All set to make an offer?
Most mortgage companies have a REO department that you'll work with while buying a REO property from them. Usually the REO department will use a listing agent to get their REO properties listed on the local MLS. Before making your offer, you'll want to contact either the listing agent or REO department at the bank and discover as much as you can about what they know about the condition of the property and what their process is for taking offers. Since banks typically sell REO properties "as is", you may want to include an inspection contingency in your offer that gives you time to check for unseen damage and withdraw the offer if you find it.
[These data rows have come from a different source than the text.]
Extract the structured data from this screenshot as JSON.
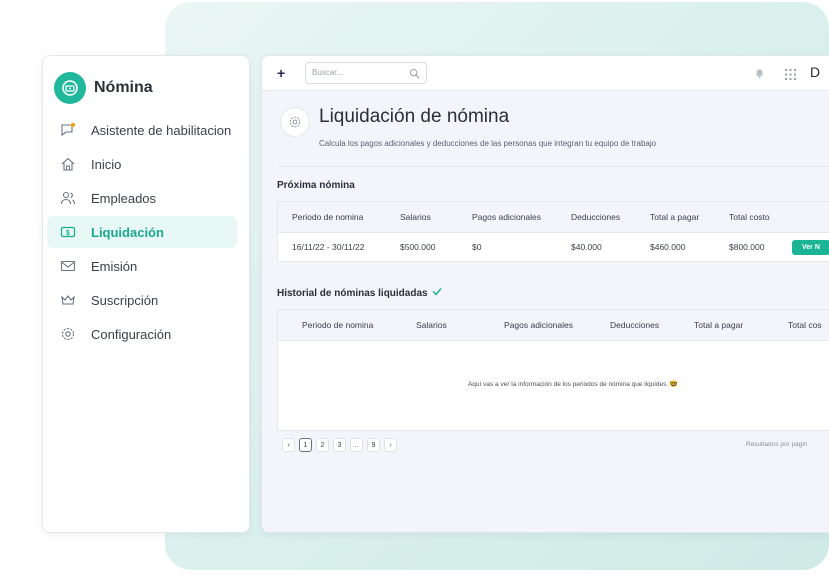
{
  "brand": {
    "title": "Nómina",
    "accent": "#1fb89c"
  },
  "sidebar": {
    "items": [
      {
        "label": "Asistente de habilitacion",
        "icon": "flag-notification-icon",
        "active": false
      },
      {
        "label": "Inicio",
        "icon": "home-icon",
        "active": false
      },
      {
        "label": "Empleados",
        "icon": "users-icon",
        "active": false
      },
      {
        "label": "Liquidación",
        "icon": "money-bill-icon",
        "active": true
      },
      {
        "label": "Emisión",
        "icon": "mail-icon",
        "active": false
      },
      {
        "label": "Suscripción",
        "icon": "crown-icon",
        "active": false
      },
      {
        "label": "Configuración",
        "icon": "gear-icon",
        "active": false
      }
    ]
  },
  "topbar": {
    "add_label": "+",
    "search_placeholder": "Buscar...",
    "user_initial": "D"
  },
  "page": {
    "title": "Liquidación de nómina",
    "subtitle": "Calcula los pagos adicionales y deducciones de las personas que integran tu equipo de trabajo"
  },
  "next_payroll": {
    "title": "Próxima nómina",
    "headers": [
      "Periodo de nomina",
      "Salarios",
      "Pagos adicionales",
      "Deducciones",
      "Total a pagar",
      "Total costo"
    ],
    "row": {
      "period": "16/11/22 - 30/11/22",
      "salaries": "$500.000",
      "additional": "$0",
      "deductions": "$40.000",
      "total_pay": "$460.000",
      "total_cost": "$800.000",
      "action": "Ver N"
    }
  },
  "history": {
    "title": "Historial de nóminas liquidadas",
    "headers": [
      "Periodo de nomina",
      "Salarios",
      "Pagos adicionales",
      "Deducciones",
      "Total a pagar",
      "Total cos"
    ],
    "empty_message": "Aquí vas a ver la información de los periodos de nómina que liquides. 🤓"
  },
  "pagination": {
    "prev": "‹",
    "pages": [
      "1",
      "2",
      "3",
      "..",
      "9"
    ],
    "next": "›",
    "results_label": "Resultados por págin"
  }
}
As with making any offer on real estate, providing documentation of your ability to pay may make your offer more attractive, such as a pre-approval letter from a lender. Once you've submitted your offer, you can expect the bank to counter offer. From there it will be your choice whether to accept their counter, or offer a counter to the counter offer. Understand, you'll be dealing with a process that usually involves multiple people at the bank, and they don't work evenings or weekends. It's typical for the process of offers and counter offers to take days or even weeks.